Word for word, restate every record.

(Records to use)

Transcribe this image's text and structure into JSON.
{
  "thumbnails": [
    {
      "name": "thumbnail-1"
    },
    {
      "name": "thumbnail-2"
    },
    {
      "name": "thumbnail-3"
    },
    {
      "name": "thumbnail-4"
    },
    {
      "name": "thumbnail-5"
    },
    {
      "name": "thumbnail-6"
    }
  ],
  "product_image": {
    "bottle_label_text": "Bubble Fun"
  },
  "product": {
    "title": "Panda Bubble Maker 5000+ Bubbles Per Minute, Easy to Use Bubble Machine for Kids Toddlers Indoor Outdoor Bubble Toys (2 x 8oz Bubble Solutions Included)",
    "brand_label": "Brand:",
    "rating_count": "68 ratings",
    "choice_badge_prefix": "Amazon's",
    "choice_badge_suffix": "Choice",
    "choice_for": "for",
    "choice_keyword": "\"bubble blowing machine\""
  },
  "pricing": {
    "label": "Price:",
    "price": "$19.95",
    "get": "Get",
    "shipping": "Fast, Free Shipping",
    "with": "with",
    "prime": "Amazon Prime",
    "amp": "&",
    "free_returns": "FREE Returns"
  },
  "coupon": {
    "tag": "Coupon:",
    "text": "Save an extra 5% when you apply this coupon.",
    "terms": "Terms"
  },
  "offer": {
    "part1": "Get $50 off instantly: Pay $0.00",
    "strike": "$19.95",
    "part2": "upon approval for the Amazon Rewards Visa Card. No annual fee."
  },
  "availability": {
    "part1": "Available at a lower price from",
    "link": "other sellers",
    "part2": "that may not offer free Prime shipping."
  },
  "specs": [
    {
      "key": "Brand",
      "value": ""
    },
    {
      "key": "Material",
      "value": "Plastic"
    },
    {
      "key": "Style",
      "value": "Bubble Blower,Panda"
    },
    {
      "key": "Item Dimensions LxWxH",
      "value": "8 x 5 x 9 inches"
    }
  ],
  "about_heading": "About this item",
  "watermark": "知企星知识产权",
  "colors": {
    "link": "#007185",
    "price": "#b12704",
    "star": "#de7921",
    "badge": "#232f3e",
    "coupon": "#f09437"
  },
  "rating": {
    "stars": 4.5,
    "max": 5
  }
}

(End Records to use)

▸ Written solution
Transcribe this image's text and structure into JSON.
{
  "thumbnails": [
    {
      "name": "thumbnail-1"
    },
    {
      "name": "thumbnail-2"
    },
    {
      "name": "thumbnail-3"
    },
    {
      "name": "thumbnail-4"
    },
    {
      "name": "thumbnail-5"
    },
    {
      "name": "thumbnail-6"
    }
  ],
  "product_image": {
    "bottle_label_text": "Bubble Fun"
  },
  "product": {
    "title": "Panda Bubble Maker 5000+ Bubbles Per Minute, Easy to Use Bubble Machine for Kids Toddlers Indoor Outdoor Bubble Toys (2 x 8oz Bubble Solutions Included)",
    "brand_label": "Brand:",
    "rating_count": "68 ratings",
    "choice_badge_prefix": "Amazon's",
    "choice_badge_suffix": "Choice",
    "choice_for": "for",
    "choice_keyword": "\"bubble blowing machine\""
  },
  "pricing": {
    "label": "Price:",
    "price": "$19.95",
    "get": "Get",
    "shipping": "Fast, Free Shipping",
    "with": "with",
    "prime": "Amazon Prime",
    "amp": "&",
    "free_returns": "FREE Returns"
  },
  "coupon": {
    "tag": "Coupon:",
    "text": "Save an extra 5% when you apply this coupon.",
    "terms": "Terms"
  },
  "offer": {
    "part1": "Get $50 off instantly: Pay $0.00",
    "strike": "$19.95",
    "part2": "upon approval for the Amazon Rewards Visa Card. No annual fee."
  },
  "availability": {
    "part1": "Available at a lower price from",
    "link": "other sellers",
    "part2": "that may not offer free Prime shipping."
  },
  "specs": [
    {
      "key": "Brand",
      "value": ""
    },
    {
      "key": "Material",
      "value": "Plastic"
    },
    {
      "key": "Style",
      "value": "Bubble Blower,Panda"
    },
    {
      "key": "Item Dimensions LxWxH",
      "value": "8 x 5 x 9 inches"
    }
  ],
  "about_heading": "About this item",
  "watermark": "知企星知识产权",
  "colors": {
    "link": "#007185",
    "price": "#b12704",
    "star": "#de7921",
    "badge": "#232f3e",
    "coupon": "#f09437"
  },
  "rating": {
    "stars": 4.5,
    "max": 5
  }
}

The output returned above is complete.